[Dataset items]
-.-.-

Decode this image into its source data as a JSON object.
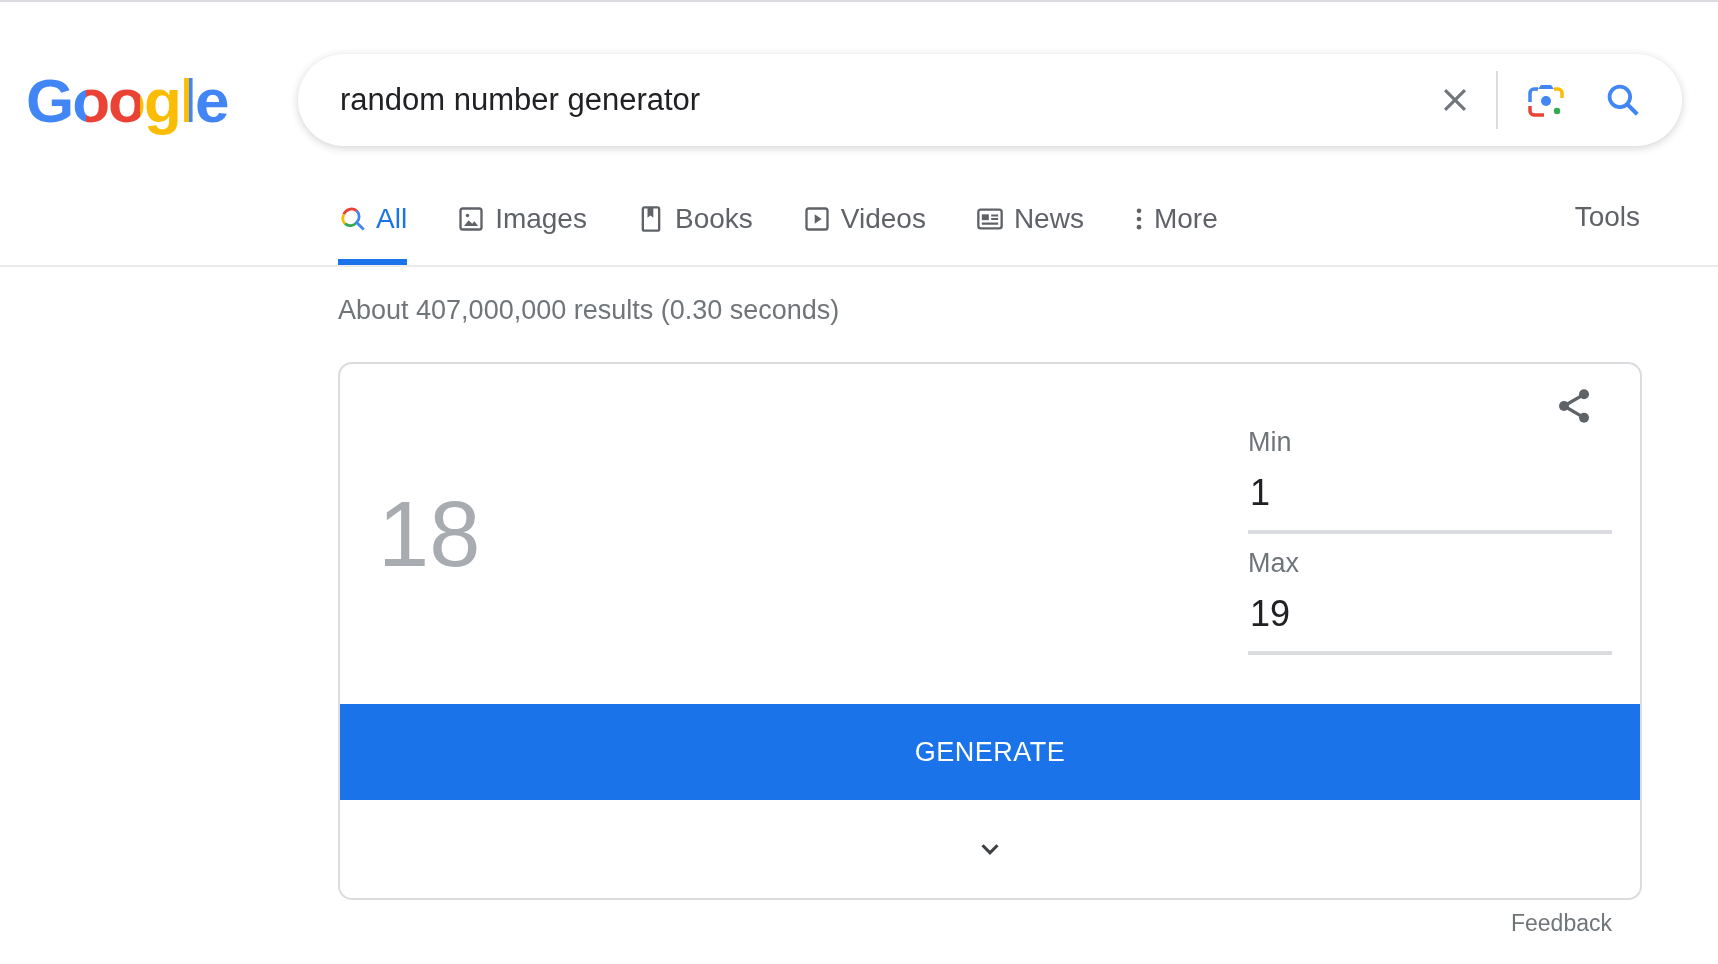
{
  "logo": "Google",
  "search": {
    "value": "random number generator"
  },
  "tabs": [
    {
      "label": "All",
      "kind": "search",
      "selected": true
    },
    {
      "label": "Images",
      "kind": "image",
      "selected": false
    },
    {
      "label": "Books",
      "kind": "book",
      "selected": false
    },
    {
      "label": "Videos",
      "kind": "video",
      "selected": false
    },
    {
      "label": "News",
      "kind": "news",
      "selected": false
    },
    {
      "label": "More",
      "kind": "dots",
      "selected": false
    }
  ],
  "tools": "Tools",
  "result_stats": "About 407,000,000 results (0.30 seconds)",
  "generator": {
    "result": "18",
    "min": {
      "label": "Min",
      "value": "1"
    },
    "max": {
      "label": "Max",
      "value": "19"
    },
    "button": "GENERATE"
  },
  "feedback": "Feedback"
}
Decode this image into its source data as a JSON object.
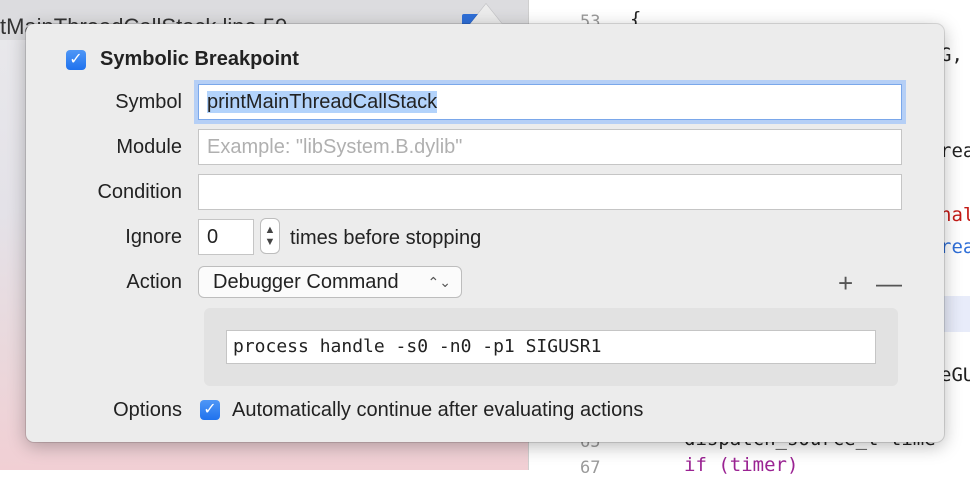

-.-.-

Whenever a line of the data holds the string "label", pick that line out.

      "label": "All",
      "label": "Images",
      "label": "Books",
      "label": "Videos",
      "label": "News",
      "label": "More",
      "label": "Min",
      "label": "Max",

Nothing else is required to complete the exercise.